A quantum satellite uses photons that are inextricably linked or “entangled” by quantum physics, to communicate with a ground station. The quantum-entangled link allows for the teleportation of information at the speed of light, but also means that any attempt to intercept the signal immediately severs the link, making hacking impossible. Quantum communication satellites will become hubs of not only a future quantum internet, but hubs for hack-proof networks for transfer of classified data and communications—not to mention a command-and-control architecture that will be an integral part of space domain dominance.
Last month the European Space Agency announced a plan for a consortium of 20 companies to launch a quantum satellite in 2024. The satellite will be using quantum key distribution (QKD) technology. i.e. exchanging encryption keys only known between shared parties. for European quantum-secure communications networks. The satellite will fly in low earth orbit (LEO) and will be connected to an operations center based in Luxembourg.

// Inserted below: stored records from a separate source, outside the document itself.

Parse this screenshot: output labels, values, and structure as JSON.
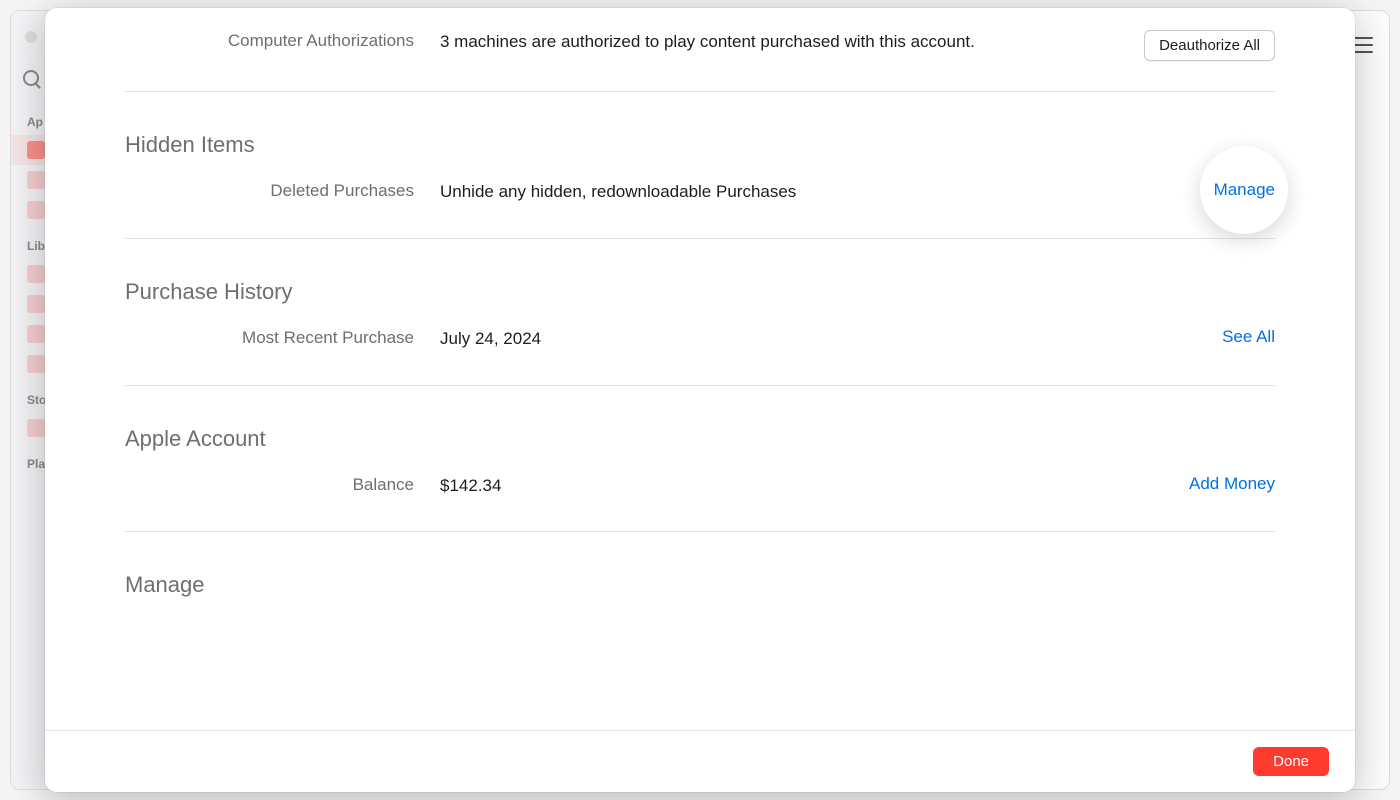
{
  "background": {
    "sections": {
      "apps": "Ap",
      "library": "Lib",
      "store": "Sto",
      "playlists": "Pla"
    }
  },
  "modal": {
    "computerAuth": {
      "label": "Computer Authorizations",
      "value": "3 machines are authorized to play content purchased with this account.",
      "action": "Deauthorize All"
    },
    "hiddenItems": {
      "heading": "Hidden Items",
      "label": "Deleted Purchases",
      "value": "Unhide any hidden, redownloadable Purchases",
      "action": "Manage"
    },
    "purchaseHistory": {
      "heading": "Purchase History",
      "label": "Most Recent Purchase",
      "value": "July 24, 2024",
      "action": "See All"
    },
    "appleAccount": {
      "heading": "Apple Account",
      "label": "Balance",
      "value": "$142.34",
      "action": "Add Money"
    },
    "manage": {
      "heading": "Manage"
    },
    "footer": {
      "done": "Done"
    }
  }
}
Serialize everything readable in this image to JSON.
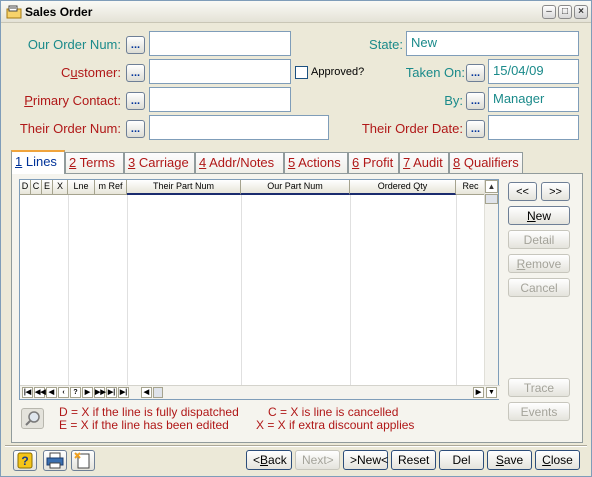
{
  "window": {
    "title": "Sales Order"
  },
  "header": {
    "our_order_num_label": "Our Order Num:",
    "customer_label_pre": "C",
    "customer_label_u": "u",
    "customer_label_post": "stomer:",
    "primary_contact_label_u": "P",
    "primary_contact_label_post": "rimary Contact:",
    "their_order_num_label": "Their Order Num:",
    "approved_label": "Approved?",
    "state_label": "State:",
    "state_value": "New",
    "taken_on_label": "Taken On:",
    "taken_on_value": "15/04/09",
    "by_label": "By:",
    "by_value": "Manager",
    "their_order_date_label": "Their Order Date:",
    "dots_label": "..."
  },
  "tabs": [
    {
      "num": "1",
      "label": " Lines"
    },
    {
      "num": "2",
      "label": " Terms"
    },
    {
      "num": "3",
      "label": " Carriage"
    },
    {
      "num": "4",
      "label": " Addr/Notes"
    },
    {
      "num": "5",
      "label": " Actions"
    },
    {
      "num": "6",
      "label": " Profit"
    },
    {
      "num": "7",
      "label": " Audit"
    },
    {
      "num": "8",
      "label": " Qualifiers"
    }
  ],
  "grid": {
    "columns": [
      "D",
      "C",
      "E",
      "X",
      "Lne",
      "m Ref",
      "Their Part Num",
      "Our Part Num",
      "Ordered Qty",
      "Rec"
    ]
  },
  "side_buttons": {
    "prev": "<<",
    "next": ">>",
    "new_u": "N",
    "new_post": "ew",
    "detail": "Detail",
    "remove_u": "R",
    "remove_post": "emove",
    "cancel": "Cancel",
    "trace": "Trace",
    "events": "Events"
  },
  "legend": {
    "line1_left": "D = X if the line is fully dispatched",
    "line1_right": "C = X is line is cancelled",
    "line2_left": "E = X if the line has been edited",
    "line2_right": "X = X if extra discount applies"
  },
  "bottom": {
    "back_pre": "<",
    "back_u": "B",
    "back_post": "ack",
    "next": "Next>",
    "new": ">New<",
    "reset": "Reset",
    "del": "Del",
    "save_u": "S",
    "save_post": "ave",
    "close_u": "C",
    "close_post": "lose"
  }
}
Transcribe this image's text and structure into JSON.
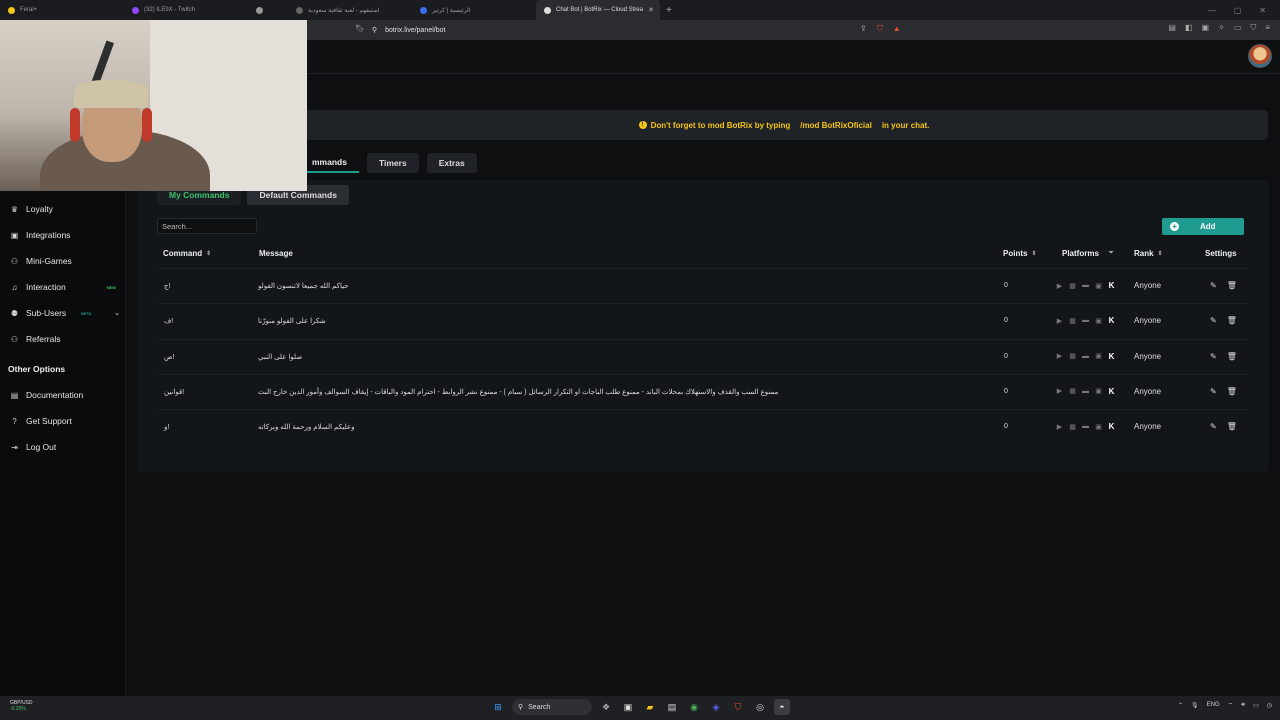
{
  "browser": {
    "tabs": [
      {
        "label": "Feral+",
        "fav": "#f5c518",
        "active": false
      },
      {
        "label": "(32) ILE9X - Twitch",
        "fav": "#9146ff",
        "active": false
      },
      {
        "label": "",
        "fav": "#999",
        "active": false
      },
      {
        "label": "استيقهم - لعبة ثقافية سعودية",
        "fav": "#666",
        "active": false
      },
      {
        "label": "الرئيسية | كرتيز",
        "fav": "#3a6df0",
        "active": false
      },
      {
        "label": "Chat Bot | BotRix — Cloud Strea",
        "fav": "#ddd",
        "active": true
      }
    ],
    "new_tab_symbol": "+",
    "url": "botrix.live/panel/bot",
    "bookmark_icon": "bookmark-icon"
  },
  "banner": {
    "text_before": "Don't forget to mod BotRix by typing",
    "command": "/mod BotRixOficial",
    "text_after": "in your chat."
  },
  "main_tabs": [
    "mmands",
    "Timers",
    "Extras"
  ],
  "sub_tabs": [
    "My Commands",
    "Default Commands"
  ],
  "search": {
    "placeholder": "Search..."
  },
  "add_button": {
    "label": "Add"
  },
  "table": {
    "headers": {
      "command": "Command",
      "message": "Message",
      "points": "Points",
      "platforms": "Platforms",
      "rank": "Rank",
      "settings": "Settings"
    },
    "rows": [
      {
        "command": "!ج",
        "message": "حياكم الله جميعا لاتنسون الفولو",
        "points": "0",
        "rank": "Anyone"
      },
      {
        "command": "!ف",
        "message": "شكرا على الفولو منورّنا",
        "points": "0",
        "rank": "Anyone"
      },
      {
        "command": "!ص",
        "message": "صلوا على النبي",
        "points": "0",
        "rank": "Anyone"
      },
      {
        "command": "!قوانين",
        "message": "ممنوع السب والقذف والاستهلاك بمحلات الباند - ممنوع طلب الباجات او التكرار الرسائل ( سبام ) - ممنوع نشر الروابط - احترام المود والباقات - إيقاف السوالف وأمور الدين خارج البث",
        "points": "0",
        "rank": "Anyone"
      },
      {
        "command": "!و",
        "message": "وعليكم السلام ورحمة الله وبركاته",
        "points": "0",
        "rank": "Anyone"
      }
    ]
  },
  "sidebar": {
    "items": [
      {
        "label": "Loyalty",
        "icon": "trophy-icon",
        "badge": ""
      },
      {
        "label": "Integrations",
        "icon": "puzzle-icon",
        "badge": ""
      },
      {
        "label": "Mini-Games",
        "icon": "gamepad-icon",
        "badge": ""
      },
      {
        "label": "Interaction",
        "icon": "music-icon",
        "badge": "NEW"
      },
      {
        "label": "Sub-Users",
        "icon": "users-icon",
        "badge": "BETA"
      },
      {
        "label": "Referrals",
        "icon": "people-icon",
        "badge": ""
      }
    ],
    "other_heading": "Other Options",
    "other_items": [
      {
        "label": "Documentation",
        "icon": "book-icon"
      },
      {
        "label": "Get Support",
        "icon": "help-icon"
      },
      {
        "label": "Log Out",
        "icon": "logout-icon"
      }
    ]
  },
  "colors": {
    "accent": "#1f9c8f",
    "green": "#3cc36a",
    "warning": "#f5c518"
  },
  "taskbar": {
    "ticker": "GBP/USD",
    "ticker_change": "-0.20%",
    "search_label": "Search",
    "lang": "ENG"
  }
}
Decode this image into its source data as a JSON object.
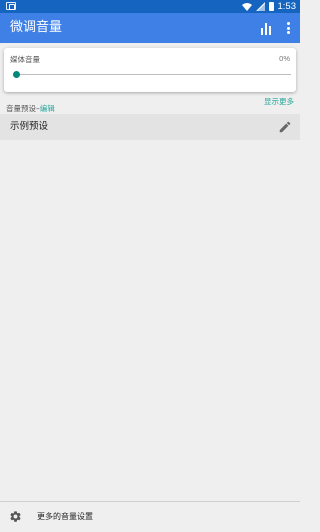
{
  "status_bar": {
    "time": "1:53",
    "icons": [
      "notification-icon",
      "wifi-icon",
      "signal-icon",
      "battery-icon"
    ]
  },
  "app_bar": {
    "title": "微调音量",
    "actions": [
      "equalizer-icon",
      "more-vert-icon"
    ],
    "color": "#3f80e6"
  },
  "media_volume": {
    "label": "媒体音量",
    "percent_text": "0%",
    "level": 0
  },
  "show_more": "显示更多",
  "presets": {
    "header": "音量预设–",
    "edit_link": "编辑",
    "items": [
      {
        "name": "示例预设"
      }
    ]
  },
  "bottom": {
    "label": "更多的音量设置"
  },
  "colors": {
    "accent": "#26a69a",
    "slider": "#00897b",
    "status_bar": "#1565c0"
  }
}
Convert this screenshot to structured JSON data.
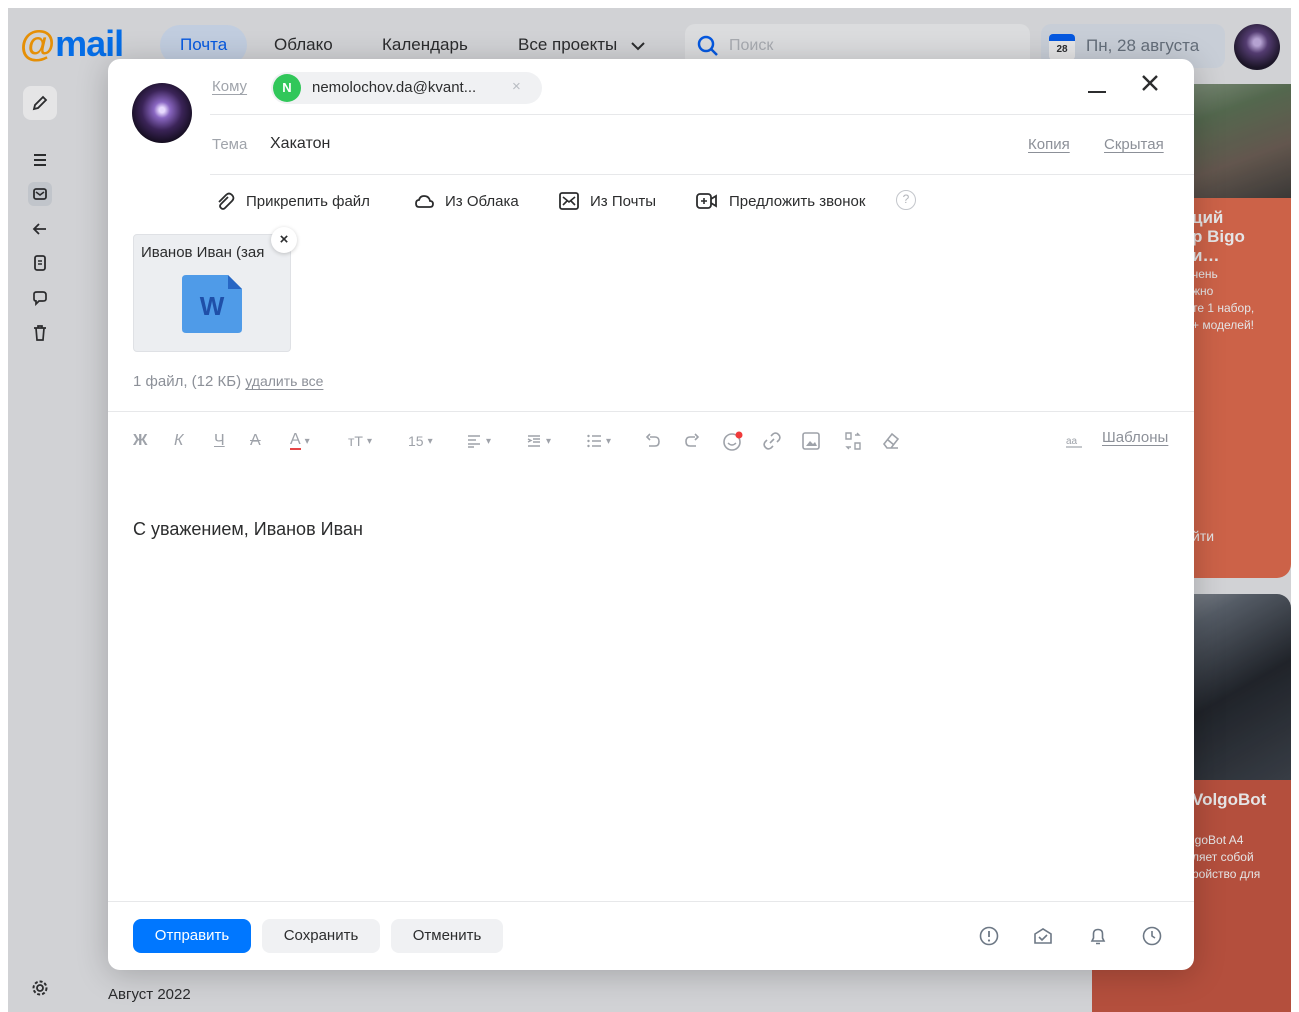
{
  "topbar": {
    "logo_at": "@",
    "logo_word": "mail",
    "nav": [
      "Почта",
      "Облако",
      "Календарь",
      "Все проекты"
    ],
    "search_placeholder": "Поиск",
    "calendar_day": "28",
    "date": "Пн, 28 августа"
  },
  "leftbar": {
    "month": "Август 2022"
  },
  "ads": {
    "ad1_title": "ций\np Bigo\nи…",
    "ad1_text": "чень\nжно\nте 1 набор,\n+ моделей!",
    "ad1_button": "йти",
    "ad2_title": "VolgoBot",
    "ad2_text": "lgoBot A4\nляет собой\nройство для"
  },
  "compose": {
    "to_label": "Кому",
    "recipient_initial": "N",
    "recipient": "nemolochov.da@kvant...",
    "recipient_remove": "×",
    "subject_label": "Тема",
    "subject": "Хакатон",
    "cc": "Копия",
    "bcc": "Скрытая",
    "attach_file": "Прикрепить файл",
    "from_cloud": "Из Облака",
    "from_mail": "Из Почты",
    "propose_call": "Предложить звонок",
    "help": "?",
    "attachment_name": "Иванов Иван (зая",
    "attachment_remove": "×",
    "attach_summary": "1 файл, (12 КБ)",
    "delete_all": "удалить все",
    "fmt_bold": "Ж",
    "fmt_italic": "К",
    "fmt_underline": "Ч",
    "fmt_strike": "А",
    "fmt_color": "А",
    "fmt_size_icon": "тТ",
    "fmt_font_size": "15",
    "templates": "Шаблоны",
    "body": "С уважением, Иванов Иван",
    "send": "Отправить",
    "save": "Сохранить",
    "cancel": "Отменить"
  },
  "colors": {
    "accent": "#0077ff",
    "logo_at": "#ff9e00",
    "recipient_avatar": "#31c75a"
  }
}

Back in February the Singapore-based aerospace company SpeQtral also announced it will be launching its first QKD satellite, SpeQtral-1, in 2024 with the help of Singapore’s Office for Space Technology and Industry, and the French aerospace company Thales. Not waiting to be outdone in this regard, Virgin Orbit has partnered with UK company Arqit Quantum for no less than five launches of LEO QKD satellites, beginning in 2023. Interestingly, these launches would serve potential government customers with Arqit’s “Federated Quantum System,” which is currently available only to Five Eyes nations’ defense departments.
QKD is a proven technology: companies like IDQuantique in Switzerland and QLabs in Australia have been providing quantum encryption for customers for years (full disclosure: both are charter members of Hudson Institute’s Quantum Alliance Initiative). Deploying that technology in space is trickier, and all these satellite projects will be experiments—at least at first. But it was China that launched the first quantum satellite in 2016, dubbed Micius, and a year later used it to establish how to achieve long-distance QKD communication between ground stations set more than 1200 km apart. In July China sent up a second quantum-encrypting satellite, that is reportedly one-sixth the mass of its 2016 predecessor.
In addition, according to Science Daily, in August China’s orbiting Tiangong-2 space lab transmitted quantum-encryption keys to four ground stations—the same ground stations able to receive quantum keys from the orbiting Micius satellite, which uses the space station as a repeater.
All these are steps toward creating a constellation of quantum-encryption-compatible satellites across a range of orbits, conveying long-distance communications that are unhackable and opaque to those not privy to the quantum key.
So where is the US in all this? Strangely, even though the first-ever QKD network was created by the Defense Advanced Research Projects Agency in 2003, our government and especially our National Security Agency have been largely incurious about the possibilities of entanglement-based communication and QKD, while suggesting the Chinese interest in the technology has been a waste of time and money. Recently the Air Force Research Lab has funded research on using drones for quantum-entangled networks, but those who oversee these efforts don’t see how using a quantum technology that only works when satellite and ground station are in perfect alignment, marks much improvement on current systems.
Although the US CHIPS and Science Act of 2022, signed by President Biden in August, allocates more than $153 million a year for quantum computing and networks, it’s not likely to encourage more work toward QKD-based systems in the sky.
That attitude may have to change, however, if the Chinese and Europeans are able to demonstrate how to create a true QKD-based network using multiple satellites connected to multiple ground stations—a network beyond the reach of even the most sophisticated hacker.
All things considered, if the US is going to enter the quantum satellite race, it’s unlikely to do so on its own. Instead, those who would like to see America take advantage of this emerging technological matchup will need to encourage a foreign partner to step up and offer to help motivate our scientists, engineers, and eventually the government to take this next great quantum leap, this time into the realm of space.